_Element data from apps and pages_.
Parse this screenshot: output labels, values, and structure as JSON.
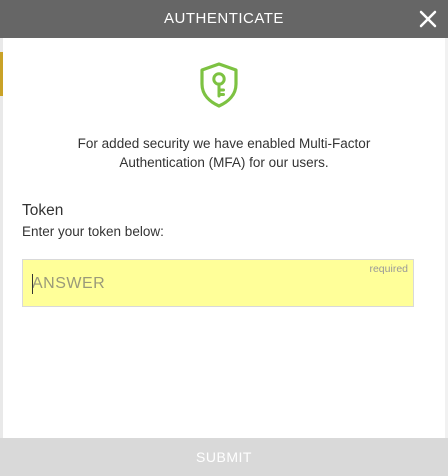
{
  "header": {
    "title": "AUTHENTICATE"
  },
  "icons": {
    "shield": "shield-key-icon",
    "close": "close-icon"
  },
  "colors": {
    "header_bg": "#666666",
    "shield_green": "#7dc242",
    "input_highlight": "#ffff99",
    "submit_bg": "#d9d9d9"
  },
  "intro": {
    "line1": "For added security we have enabled Multi-Factor",
    "line2": "Authentication (MFA) for our users."
  },
  "token": {
    "label": "Token",
    "hint": "Enter your token below:",
    "required_text": "required",
    "placeholder": "ANSWER",
    "value": ""
  },
  "footer": {
    "submit_label": "SUBMIT"
  }
}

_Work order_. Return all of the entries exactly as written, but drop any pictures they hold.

_Output for this exercise_.
Parse this screenshot: output labels, values, and structure as JSON.
{
  "header": {
    "title": "AUTHENTICATE"
  },
  "icons": {
    "shield": "shield-key-icon",
    "close": "close-icon"
  },
  "colors": {
    "header_bg": "#666666",
    "shield_green": "#7dc242",
    "input_highlight": "#ffff99",
    "submit_bg": "#d9d9d9"
  },
  "intro": {
    "line1": "For added security we have enabled Multi-Factor",
    "line2": "Authentication (MFA) for our users."
  },
  "token": {
    "label": "Token",
    "hint": "Enter your token below:",
    "required_text": "required",
    "placeholder": "ANSWER",
    "value": ""
  },
  "footer": {
    "submit_label": "SUBMIT"
  }
}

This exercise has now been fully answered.